December 22, Advent 4A (Matthew 1:18–25; Isaiah 7:10–16; Romans 1:1–7)
Many people I know who were raised in the church grew up with purity culture. I didn’t. The congregation that raised me was concerned with my spiritual formation, and all of us were involved in social justice causes. But I don’t remember much talk about when it was acceptable to have sex, or not. At home, my mother read the 1970s feminist classic Our Bodies, Ourselves with me. Instead of a set of rules tied up with shaky theology, I received “evidence-based information on girls’ and women’s reproductive health and sexuality.”
By the time I was in high school, a few of my Christian classmates were talking about abstinence. For some of my classmates in college as well, it seemed like the message that got through from adults in their lives was simply to avoid intercourse—a message that, among other things, demeaned the spiritual and emotional connection that other kinds of physical intimacy can form.
I developed a bit of an allergy toward the notion of virginity as an ideal. This continued through divinity school, especially as I read the early church fathers. It seemed to me that they extrapolated too much from the Gospel accounts of Jesus’ miraculous birth. I found them to be excessively concerned about virginity, equating purity with abstinence from sex.
Perhaps overcorrecting to avoid such a stance, for years when the doctrine of Mary’s virginity came up, I’d reply that it didn’t matter to my faith. Jesus’ birth could be extraordinary with or without it. In Isaiah, the sign God gives is that a young woman will bear a son named Immanuel, God with us. Likewise, Paul’s letter to the Romans describes Jesus as “descended from David according to the flesh,” which Luke and Matthew identify as through Joseph. No virginity necessary.
Then one time the topic of the virgin birth came up in conversation with a pastor friend. He pointed out that in Luke 1:34, Mary herself says she is a virgin: “How shall this be, seeing I know not a man?” (I appreciate how the King James Version stays close to the Greek here.) “I believe her,” my friend said.
While Matthew’s Gospel doesn’t let us listen in on Mary and Gabriel’s conversation, it does clarify that Mary’s child was “from the Holy Spirit.” Joseph is described as a righteous man. The Jewish Annotated New Testament notes that righteousness is concerned with just and ethical action and with following God’s commands in the Torah.
Joseph in that righteousness resolves to end his relationship with Mary because of her pregnancy. He doesn’t believe whatever she has told him about the child’s conception. Or maybe he doesn’t even ask her. Joseph doesn’t expect anyone else to believe Mary either; he expects she would be publicly disgraced.

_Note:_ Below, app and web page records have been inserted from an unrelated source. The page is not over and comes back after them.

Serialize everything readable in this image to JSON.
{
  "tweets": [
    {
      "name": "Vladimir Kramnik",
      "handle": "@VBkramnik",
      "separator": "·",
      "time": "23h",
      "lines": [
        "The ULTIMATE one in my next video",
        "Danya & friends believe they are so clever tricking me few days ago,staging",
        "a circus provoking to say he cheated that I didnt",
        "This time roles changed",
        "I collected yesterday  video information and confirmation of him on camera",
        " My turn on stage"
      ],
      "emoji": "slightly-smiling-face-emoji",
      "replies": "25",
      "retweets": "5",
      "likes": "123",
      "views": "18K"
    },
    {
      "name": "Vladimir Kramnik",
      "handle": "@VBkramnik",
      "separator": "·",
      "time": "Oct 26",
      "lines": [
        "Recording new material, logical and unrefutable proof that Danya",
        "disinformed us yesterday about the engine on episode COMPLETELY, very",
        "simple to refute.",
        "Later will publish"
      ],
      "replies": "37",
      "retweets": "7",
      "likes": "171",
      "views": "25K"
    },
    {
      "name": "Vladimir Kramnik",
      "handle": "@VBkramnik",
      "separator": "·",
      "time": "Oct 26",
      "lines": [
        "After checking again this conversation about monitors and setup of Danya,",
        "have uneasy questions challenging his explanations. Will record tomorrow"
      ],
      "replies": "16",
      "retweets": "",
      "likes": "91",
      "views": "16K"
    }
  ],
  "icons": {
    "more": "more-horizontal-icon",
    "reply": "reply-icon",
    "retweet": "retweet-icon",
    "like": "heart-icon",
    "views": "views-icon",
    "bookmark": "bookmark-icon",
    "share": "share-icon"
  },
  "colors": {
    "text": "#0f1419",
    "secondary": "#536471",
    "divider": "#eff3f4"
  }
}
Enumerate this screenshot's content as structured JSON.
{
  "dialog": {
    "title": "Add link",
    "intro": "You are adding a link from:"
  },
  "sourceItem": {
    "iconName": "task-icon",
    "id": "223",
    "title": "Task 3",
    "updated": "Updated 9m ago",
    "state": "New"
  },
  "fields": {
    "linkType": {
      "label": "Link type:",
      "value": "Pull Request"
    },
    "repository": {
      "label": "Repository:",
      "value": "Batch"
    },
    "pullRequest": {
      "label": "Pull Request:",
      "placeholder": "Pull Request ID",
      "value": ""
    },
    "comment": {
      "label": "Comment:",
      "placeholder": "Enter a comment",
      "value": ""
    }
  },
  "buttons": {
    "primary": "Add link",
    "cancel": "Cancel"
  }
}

Dwelling on this passage of scripture made me recall the Protoevangelium of James. This second-century Christian text begins before Mary’s birth and goes through her adolescence. Mary grows up in the temple in Jerusalem and is charged with preserving her virginity. Everyone around her undertakes great efforts to make sure that she is not defiled, that her purity so defined remains intact. After Jesus is born, the midwife declares that salvation has been brought forth to Israel—because she has seen that Mary is still a virgin even after childbirth. This text is also the source of the tradition that Jesus’ siblings are the biological children of Joseph but not Mary.
Unlike the canonical Gospels, the Protoevangelium of James gives us both Mary and Joseph’s angelic conversations in a single narrative. Except that by the time Joseph confronts her, 16-year-old Mary has forgotten what Gabriel told her. Yet still she defends herself against Joseph’s accusation of infidelity: “I am innocent and I do not know a man.”
In divinity school, I had to translate this passage for a Greek exam. (The teacher assigned noncanonical texts for exams, presumably because students might have large sections of the New Testament memorized—not a concern in my case.) It has stuck in my mind ever since because of its depiction of Joseph’s anguish, which is so much more dramatic than in Matthew. When Joseph sees Mary’s swollen belly, he strikes his own face, throws himself on the ground, and cries bitterly. He has an extended interior monologue about how to respond to what he assumes is her sinful behavior. He considers the possibility that “the child in her may be angelic,” yet he still plans to dismiss her quietly. He doesn’t believe her.
The Protoevangelium of James is not part of the canon. But something like that conversation between Joseph and Mary likely would have happened, even if the Gospels of Matthew and Luke don’t include it. Any way you shake it out, Joseph doesn’t believe Mary. It takes an angel of the Lord to command him not to dismiss her, quietly or otherwise. God convinces Joseph to believe Mary. He wasn’t inclined to do it on his own.
Preachers often highlight Mary’s marginalized social position: God chooses to become flesh through an unwed teenager. God chooses to become flesh through a girl whose people are living under occupation, through someone who is not a citizen of the empire.
God also chooses to become flesh—to be Immanuel, God with us—through a woman whose testimony was not believed.